§ **EXERCISE**
Write out each record below, word for word.

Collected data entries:
------------------------------------------------------------
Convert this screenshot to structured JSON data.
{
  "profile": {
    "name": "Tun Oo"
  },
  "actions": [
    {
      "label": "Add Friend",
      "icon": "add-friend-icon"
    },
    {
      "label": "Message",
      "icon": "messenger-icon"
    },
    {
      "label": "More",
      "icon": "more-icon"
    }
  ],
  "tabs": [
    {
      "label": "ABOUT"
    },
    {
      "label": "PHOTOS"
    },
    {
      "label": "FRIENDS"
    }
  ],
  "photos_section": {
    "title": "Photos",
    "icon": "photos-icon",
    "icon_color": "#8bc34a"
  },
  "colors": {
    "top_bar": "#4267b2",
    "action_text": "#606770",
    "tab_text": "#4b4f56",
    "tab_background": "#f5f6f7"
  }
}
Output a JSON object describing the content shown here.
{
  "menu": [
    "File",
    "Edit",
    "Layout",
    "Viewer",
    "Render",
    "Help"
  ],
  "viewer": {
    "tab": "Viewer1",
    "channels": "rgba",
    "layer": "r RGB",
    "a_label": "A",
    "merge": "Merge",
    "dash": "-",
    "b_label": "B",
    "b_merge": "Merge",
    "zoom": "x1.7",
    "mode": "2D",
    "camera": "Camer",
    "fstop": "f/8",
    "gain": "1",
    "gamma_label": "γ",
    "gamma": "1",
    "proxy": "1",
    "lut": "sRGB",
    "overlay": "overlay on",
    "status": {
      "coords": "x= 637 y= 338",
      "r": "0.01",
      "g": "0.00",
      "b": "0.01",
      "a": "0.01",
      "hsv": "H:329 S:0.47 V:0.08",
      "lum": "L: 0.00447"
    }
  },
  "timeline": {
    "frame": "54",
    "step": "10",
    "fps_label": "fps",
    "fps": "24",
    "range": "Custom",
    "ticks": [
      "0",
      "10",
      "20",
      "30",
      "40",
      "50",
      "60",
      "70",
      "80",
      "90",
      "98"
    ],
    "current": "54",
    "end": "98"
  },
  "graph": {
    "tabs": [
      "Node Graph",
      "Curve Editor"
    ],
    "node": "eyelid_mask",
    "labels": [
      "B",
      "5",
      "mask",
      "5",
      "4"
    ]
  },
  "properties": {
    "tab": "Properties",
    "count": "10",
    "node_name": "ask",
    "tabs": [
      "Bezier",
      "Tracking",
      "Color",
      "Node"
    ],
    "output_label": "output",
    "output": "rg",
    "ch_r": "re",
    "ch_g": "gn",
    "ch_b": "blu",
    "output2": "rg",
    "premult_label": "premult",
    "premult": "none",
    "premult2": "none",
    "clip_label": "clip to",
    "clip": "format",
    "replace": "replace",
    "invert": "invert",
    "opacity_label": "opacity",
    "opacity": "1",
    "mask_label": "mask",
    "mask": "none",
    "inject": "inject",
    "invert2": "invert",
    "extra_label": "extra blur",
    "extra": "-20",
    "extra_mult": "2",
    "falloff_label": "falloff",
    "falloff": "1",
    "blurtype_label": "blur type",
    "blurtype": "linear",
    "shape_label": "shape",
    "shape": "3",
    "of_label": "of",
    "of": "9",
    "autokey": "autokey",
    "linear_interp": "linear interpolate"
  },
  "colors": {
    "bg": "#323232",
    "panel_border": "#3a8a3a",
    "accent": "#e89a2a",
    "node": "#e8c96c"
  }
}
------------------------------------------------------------
§ **YOUR RESPONSE**
Convert this screenshot to structured JSON data.
{
  "profile": {
    "name": "Tun Oo"
  },
  "actions": [
    {
      "label": "Add Friend",
      "icon": "add-friend-icon"
    },
    {
      "label": "Message",
      "icon": "messenger-icon"
    },
    {
      "label": "More",
      "icon": "more-icon"
    }
  ],
  "tabs": [
    {
      "label": "ABOUT"
    },
    {
      "label": "PHOTOS"
    },
    {
      "label": "FRIENDS"
    }
  ],
  "photos_section": {
    "title": "Photos",
    "icon": "photos-icon",
    "icon_color": "#8bc34a"
  },
  "colors": {
    "top_bar": "#4267b2",
    "action_text": "#606770",
    "tab_text": "#4b4f56",
    "tab_background": "#f5f6f7"
  }
}
Output a JSON object describing the content shown here.
{
  "menu": [
    "File",
    "Edit",
    "Layout",
    "Viewer",
    "Render",
    "Help"
  ],
  "viewer": {
    "tab": "Viewer1",
    "channels": "rgba",
    "layer": "r RGB",
    "a_label": "A",
    "merge": "Merge",
    "dash": "-",
    "b_label": "B",
    "b_merge": "Merge",
    "zoom": "x1.7",
    "mode": "2D",
    "camera": "Camer",
    "fstop": "f/8",
    "gain": "1",
    "gamma_label": "γ",
    "gamma": "1",
    "proxy": "1",
    "lut": "sRGB",
    "overlay": "overlay on",
    "status": {
      "coords": "x= 637 y= 338",
      "r": "0.01",
      "g": "0.00",
      "b": "0.01",
      "a": "0.01",
      "hsv": "H:329 S:0.47 V:0.08",
      "lum": "L: 0.00447"
    }
  },
  "timeline": {
    "frame": "54",
    "step": "10",
    "fps_label": "fps",
    "fps": "24",
    "range": "Custom",
    "ticks": [
      "0",
      "10",
      "20",
      "30",
      "40",
      "50",
      "60",
      "70",
      "80",
      "90",
      "98"
    ],
    "current": "54",
    "end": "98"
  },
  "graph": {
    "tabs": [
      "Node Graph",
      "Curve Editor"
    ],
    "node": "eyelid_mask",
    "labels": [
      "B",
      "5",
      "mask",
      "5",
      "4"
    ]
  },
  "properties": {
    "tab": "Properties",
    "count": "10",
    "node_name": "ask",
    "tabs": [
      "Bezier",
      "Tracking",
      "Color",
      "Node"
    ],
    "output_label": "output",
    "output": "rg",
    "ch_r": "re",
    "ch_g": "gn",
    "ch_b": "blu",
    "output2": "rg",
    "premult_label": "premult",
    "premult": "none",
    "premult2": "none",
    "clip_label": "clip to",
    "clip": "format",
    "replace": "replace",
    "invert": "invert",
    "opacity_label": "opacity",
    "opacity": "1",
    "mask_label": "mask",
    "mask": "none",
    "inject": "inject",
    "invert2": "invert",
    "extra_label": "extra blur",
    "extra": "-20",
    "extra_mult": "2",
    "falloff_label": "falloff",
    "falloff": "1",
    "blurtype_label": "blur type",
    "blurtype": "linear",
    "shape_label": "shape",
    "shape": "3",
    "of_label": "of",
    "of": "9",
    "autokey": "autokey",
    "linear_interp": "linear interpolate"
  },
  "colors": {
    "bg": "#323232",
    "panel_border": "#3a8a3a",
    "accent": "#e89a2a",
    "node": "#e8c96c"
  }
}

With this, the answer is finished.